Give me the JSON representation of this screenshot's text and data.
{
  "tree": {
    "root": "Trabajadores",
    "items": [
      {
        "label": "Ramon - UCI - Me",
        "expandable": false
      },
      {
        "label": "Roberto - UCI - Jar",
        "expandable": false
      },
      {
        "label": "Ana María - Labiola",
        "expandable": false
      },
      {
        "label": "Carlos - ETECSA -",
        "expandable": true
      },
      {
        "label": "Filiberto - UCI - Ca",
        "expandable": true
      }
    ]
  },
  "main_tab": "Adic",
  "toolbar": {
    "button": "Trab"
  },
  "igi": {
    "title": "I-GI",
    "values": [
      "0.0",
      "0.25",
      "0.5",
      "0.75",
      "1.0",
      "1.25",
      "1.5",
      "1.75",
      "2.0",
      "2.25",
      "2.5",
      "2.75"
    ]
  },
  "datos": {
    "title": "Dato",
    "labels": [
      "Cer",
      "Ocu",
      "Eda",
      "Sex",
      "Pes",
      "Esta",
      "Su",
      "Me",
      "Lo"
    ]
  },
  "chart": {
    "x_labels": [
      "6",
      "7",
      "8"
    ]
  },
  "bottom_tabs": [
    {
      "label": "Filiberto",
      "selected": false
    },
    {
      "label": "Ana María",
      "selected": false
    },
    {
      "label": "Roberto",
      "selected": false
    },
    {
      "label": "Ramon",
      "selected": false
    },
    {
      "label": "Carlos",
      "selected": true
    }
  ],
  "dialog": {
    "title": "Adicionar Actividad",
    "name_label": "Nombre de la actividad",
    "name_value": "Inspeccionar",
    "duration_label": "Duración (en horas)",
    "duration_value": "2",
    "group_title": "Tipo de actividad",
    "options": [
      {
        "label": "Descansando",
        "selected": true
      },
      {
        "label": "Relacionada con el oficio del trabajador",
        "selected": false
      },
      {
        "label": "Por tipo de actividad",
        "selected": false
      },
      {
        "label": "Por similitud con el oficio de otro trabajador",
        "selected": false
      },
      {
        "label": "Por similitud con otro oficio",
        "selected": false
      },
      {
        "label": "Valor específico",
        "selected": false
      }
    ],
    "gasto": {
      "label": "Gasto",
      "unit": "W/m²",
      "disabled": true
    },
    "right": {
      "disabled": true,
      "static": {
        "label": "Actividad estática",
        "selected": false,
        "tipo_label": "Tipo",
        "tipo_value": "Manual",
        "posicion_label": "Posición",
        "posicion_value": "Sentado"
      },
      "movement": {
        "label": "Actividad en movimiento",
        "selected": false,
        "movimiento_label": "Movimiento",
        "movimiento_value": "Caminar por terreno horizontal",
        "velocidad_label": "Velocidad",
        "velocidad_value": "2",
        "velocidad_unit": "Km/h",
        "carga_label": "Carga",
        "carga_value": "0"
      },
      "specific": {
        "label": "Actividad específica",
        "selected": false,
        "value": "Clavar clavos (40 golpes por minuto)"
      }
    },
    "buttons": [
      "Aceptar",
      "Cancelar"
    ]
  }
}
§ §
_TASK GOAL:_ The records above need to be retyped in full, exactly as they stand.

_ANSWER FOR THIS EXERCISE:_
Give me the JSON representation of this screenshot's text and data.
{
  "tree": {
    "root": "Trabajadores",
    "items": [
      {
        "label": "Ramon - UCI - Me",
        "expandable": false
      },
      {
        "label": "Roberto - UCI - Jar",
        "expandable": false
      },
      {
        "label": "Ana María - Labiola",
        "expandable": false
      },
      {
        "label": "Carlos - ETECSA -",
        "expandable": true
      },
      {
        "label": "Filiberto - UCI - Ca",
        "expandable": true
      }
    ]
  },
  "main_tab": "Adic",
  "toolbar": {
    "button": "Trab"
  },
  "igi": {
    "title": "I-GI",
    "values": [
      "0.0",
      "0.25",
      "0.5",
      "0.75",
      "1.0",
      "1.25",
      "1.5",
      "1.75",
      "2.0",
      "2.25",
      "2.5",
      "2.75"
    ]
  },
  "datos": {
    "title": "Dato",
    "labels": [
      "Cer",
      "Ocu",
      "Eda",
      "Sex",
      "Pes",
      "Esta",
      "Su",
      "Me",
      "Lo"
    ]
  },
  "chart": {
    "x_labels": [
      "6",
      "7",
      "8"
    ]
  },
  "bottom_tabs": [
    {
      "label": "Filiberto",
      "selected": false
    },
    {
      "label": "Ana María",
      "selected": false
    },
    {
      "label": "Roberto",
      "selected": false
    },
    {
      "label": "Ramon",
      "selected": false
    },
    {
      "label": "Carlos",
      "selected": true
    }
  ],
  "dialog": {
    "title": "Adicionar Actividad",
    "name_label": "Nombre de la actividad",
    "name_value": "Inspeccionar",
    "duration_label": "Duración (en horas)",
    "duration_value": "2",
    "group_title": "Tipo de actividad",
    "options": [
      {
        "label": "Descansando",
        "selected": true
      },
      {
        "label": "Relacionada con el oficio del trabajador",
        "selected": false
      },
      {
        "label": "Por tipo de actividad",
        "selected": false
      },
      {
        "label": "Por similitud con el oficio de otro trabajador",
        "selected": false
      },
      {
        "label": "Por similitud con otro oficio",
        "selected": false
      },
      {
        "label": "Valor específico",
        "selected": false
      }
    ],
    "gasto": {
      "label": "Gasto",
      "unit": "W/m²",
      "disabled": true
    },
    "right": {
      "disabled": true,
      "static": {
        "label": "Actividad estática",
        "selected": false,
        "tipo_label": "Tipo",
        "tipo_value": "Manual",
        "posicion_label": "Posición",
        "posicion_value": "Sentado"
      },
      "movement": {
        "label": "Actividad en movimiento",
        "selected": false,
        "movimiento_label": "Movimiento",
        "movimiento_value": "Caminar por terreno horizontal",
        "velocidad_label": "Velocidad",
        "velocidad_value": "2",
        "velocidad_unit": "Km/h",
        "carga_label": "Carga",
        "carga_value": "0"
      },
      "specific": {
        "label": "Actividad específica",
        "selected": false,
        "value": "Clavar clavos (40 golpes por minuto)"
      }
    },
    "buttons": [
      "Aceptar",
      "Cancelar"
    ]
  }
}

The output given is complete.